Thousands of people are expected to line Boston Harbor later this month on the 250th anniversary of the Boston Tea Party to watch reenactors dump hundreds of pounds of tea, donated from all over the world, into the water as part of a “grand-scale” reenactment of the historic 1773 event.
On Dec. 16, 1773, the Sons of Liberty dumped more than 300 crates of tea from the British East India Company into the Boston Harbor to protest “taxation without representation” in British Parliament.
It was one of the first major acts of defiance against British rule and “changed the course of American history,” said Evan O’Brien, creative director at the Boston Tea Party Ships and Museum, which is hosting the Dec. 16 event.
People from all over the world have sent tea to Boston to be dumped into the harbor, including 250 pounds from the British East India Company.
The museum has received 3,500 individual submissions of tea, and while most contain a small envelope, some groups, such as Daughters of the American Revolution, have sent recreated tea chests and other art projects.
“We’ve received handwritten letters with all kinds of personal reasons why people are contributing tea and it’s been very moving to see,” O’Brien said.

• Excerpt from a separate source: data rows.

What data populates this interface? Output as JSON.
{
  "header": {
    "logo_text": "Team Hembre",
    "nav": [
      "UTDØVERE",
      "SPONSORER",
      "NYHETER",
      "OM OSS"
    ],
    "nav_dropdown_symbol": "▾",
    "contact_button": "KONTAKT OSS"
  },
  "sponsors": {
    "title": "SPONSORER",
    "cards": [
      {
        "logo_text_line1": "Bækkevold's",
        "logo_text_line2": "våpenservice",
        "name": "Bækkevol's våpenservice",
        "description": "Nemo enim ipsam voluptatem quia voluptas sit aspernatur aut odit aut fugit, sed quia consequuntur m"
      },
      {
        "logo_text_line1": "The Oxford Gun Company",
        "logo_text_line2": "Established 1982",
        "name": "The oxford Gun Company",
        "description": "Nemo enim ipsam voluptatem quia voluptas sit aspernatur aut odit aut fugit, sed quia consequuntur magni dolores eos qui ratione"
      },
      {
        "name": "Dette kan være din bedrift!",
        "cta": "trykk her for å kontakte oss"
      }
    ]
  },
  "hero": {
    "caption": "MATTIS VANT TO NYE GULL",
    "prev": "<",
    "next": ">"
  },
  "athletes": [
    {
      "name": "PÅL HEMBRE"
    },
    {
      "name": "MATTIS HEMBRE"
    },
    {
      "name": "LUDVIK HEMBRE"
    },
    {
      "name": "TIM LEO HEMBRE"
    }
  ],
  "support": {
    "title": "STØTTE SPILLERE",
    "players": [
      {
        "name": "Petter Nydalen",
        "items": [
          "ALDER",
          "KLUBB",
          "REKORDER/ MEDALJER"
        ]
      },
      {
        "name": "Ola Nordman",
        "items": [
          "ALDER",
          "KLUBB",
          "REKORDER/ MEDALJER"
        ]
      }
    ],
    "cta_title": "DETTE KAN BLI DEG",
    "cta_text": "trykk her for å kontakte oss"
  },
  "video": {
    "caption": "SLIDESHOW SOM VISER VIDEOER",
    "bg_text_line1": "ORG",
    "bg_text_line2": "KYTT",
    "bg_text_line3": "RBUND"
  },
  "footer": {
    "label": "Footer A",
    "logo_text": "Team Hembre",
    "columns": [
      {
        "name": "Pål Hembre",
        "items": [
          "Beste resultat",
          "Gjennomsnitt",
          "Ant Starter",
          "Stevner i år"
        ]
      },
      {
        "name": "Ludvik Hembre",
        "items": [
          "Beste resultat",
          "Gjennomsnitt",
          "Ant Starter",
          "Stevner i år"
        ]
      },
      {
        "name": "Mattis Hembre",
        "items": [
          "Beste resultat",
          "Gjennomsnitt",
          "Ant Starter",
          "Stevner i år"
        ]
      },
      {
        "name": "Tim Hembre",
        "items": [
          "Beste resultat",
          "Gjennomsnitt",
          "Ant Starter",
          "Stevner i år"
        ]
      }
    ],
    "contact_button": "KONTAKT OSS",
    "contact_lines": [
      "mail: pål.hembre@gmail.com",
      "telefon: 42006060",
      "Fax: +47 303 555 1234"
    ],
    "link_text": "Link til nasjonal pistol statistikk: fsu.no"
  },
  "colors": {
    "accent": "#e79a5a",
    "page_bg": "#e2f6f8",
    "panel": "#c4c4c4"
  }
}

The loose-leaf tea that will be dumped in the water is biodegradable and has a similar impact to leaves falling from a tree, O’Brien said. Immediately after the reenactment, a team will be dispatched on boats into the channel to remove the chests and detritus from the production. “We’re taking environmental impact very seriously,” O’Brien said.
The event will begin at 4 p.m. at Faneuil Hall with a 90-minute presentation on how the protest unfolded and its aftermath. Tickets for inside the hall have sold out, but screens will be set up outside for additional viewers and the presentation will be streamed online.
At 6:15 p.m. at the Old South Meeting House, actors will reenact the “Meeting of the Body of the People” where 5,000 men gathered for a meeting about the tea tax. Tickets have sold out.
At 7:15 p.m., people will march from the Old South Meeting House to the Boston Harborwalk, encountering British redcoats in Post Office Square on the way.
Thousands are expected to join for the grand finale where actors will reenact the historic event by storming a brig and ship and destroying the tea chests. Limited bleacher seats will be available with additional standing room and an online stream.
O’Brien said the support from the public and the city has been “overwhelming,” and he is “excited to see all the hard work come to life.”